Common Milkweed is a widespread and conspicuously familiar sight along roadways, railroad tracks, fields and open, disturbed areas across much of North America. It is strongly rhizomatous and often spreads to form large vegetative colonies in favorable conditions. It needs plenty of sun and can thrive in dry, rocky, poor soils, while also having an excellent drought tolerance. Deer and rabbits tend to avoid it because of its toxic milky latex sap, making the establishment of a new milkweed patch fairly easy. This species does want to spread aggressively and should only be planted where this tendency can be appreciated rather than dreaded. For smaller garden areas, Sullivant’s Milkweed or Showy Milkweed are very similar and slower to spread, offering an easier option for management.

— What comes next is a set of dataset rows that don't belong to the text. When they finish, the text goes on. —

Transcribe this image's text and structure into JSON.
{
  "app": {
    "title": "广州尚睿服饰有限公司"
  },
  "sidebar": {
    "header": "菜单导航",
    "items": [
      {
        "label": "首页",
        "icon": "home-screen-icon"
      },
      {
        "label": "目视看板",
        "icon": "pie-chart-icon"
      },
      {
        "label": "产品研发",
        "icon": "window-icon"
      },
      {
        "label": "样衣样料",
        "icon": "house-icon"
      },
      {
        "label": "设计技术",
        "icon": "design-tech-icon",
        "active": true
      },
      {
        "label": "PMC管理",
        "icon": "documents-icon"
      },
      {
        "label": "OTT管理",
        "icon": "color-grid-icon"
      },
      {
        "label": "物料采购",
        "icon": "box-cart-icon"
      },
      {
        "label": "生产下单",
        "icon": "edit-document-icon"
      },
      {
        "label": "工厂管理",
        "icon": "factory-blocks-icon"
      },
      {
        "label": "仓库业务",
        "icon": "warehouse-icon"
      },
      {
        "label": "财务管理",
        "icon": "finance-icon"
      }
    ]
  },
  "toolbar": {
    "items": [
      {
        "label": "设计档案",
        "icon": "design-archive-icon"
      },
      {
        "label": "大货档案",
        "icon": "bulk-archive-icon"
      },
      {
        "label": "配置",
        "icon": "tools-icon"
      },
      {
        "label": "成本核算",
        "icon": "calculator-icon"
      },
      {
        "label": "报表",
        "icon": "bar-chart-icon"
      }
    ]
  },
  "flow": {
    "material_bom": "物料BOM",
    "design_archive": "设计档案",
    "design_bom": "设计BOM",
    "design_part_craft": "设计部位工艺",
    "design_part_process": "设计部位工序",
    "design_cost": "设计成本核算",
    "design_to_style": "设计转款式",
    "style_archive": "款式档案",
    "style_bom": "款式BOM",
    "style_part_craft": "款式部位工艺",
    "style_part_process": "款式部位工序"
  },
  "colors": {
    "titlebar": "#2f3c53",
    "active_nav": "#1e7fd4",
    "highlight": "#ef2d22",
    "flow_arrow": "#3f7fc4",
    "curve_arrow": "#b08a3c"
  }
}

Milkweeds are incredibly important plants because they act as a larval host and as a nectar source for adult butterflies and other insects. North America’s celebrity butterfly, the Monarch, lays her eggs on milkweed plants. The distinctive yellow, black and white striped caterpillars eat only the leaves of this genus, making them a vital part of the ecosystem from coast to coast. It also hosts a specialist moth, the Milkweed Tussock Moth, as well as many milkweed beetles and bugs. They are very active plants, always crawling with beautiful and interesting creatures that are drawn to it! Milkweeds are a productive, necessary and worthy group of plants to include in any landscape.
See here for information on creating, conserving, protecting and even registering your Monarch Waystation.
See here for Milkweeds and Monarchs information from the ODNR, Division of Wildlife.
Growing and Propagating Wildflowers by William Cullina
The Midwestern Native Garden by Charlotte Adelman & Bernard L. Schwartz
Missouri Botanical Garden
Lady Bird Johnson Wildflower Center
USDA Forest Service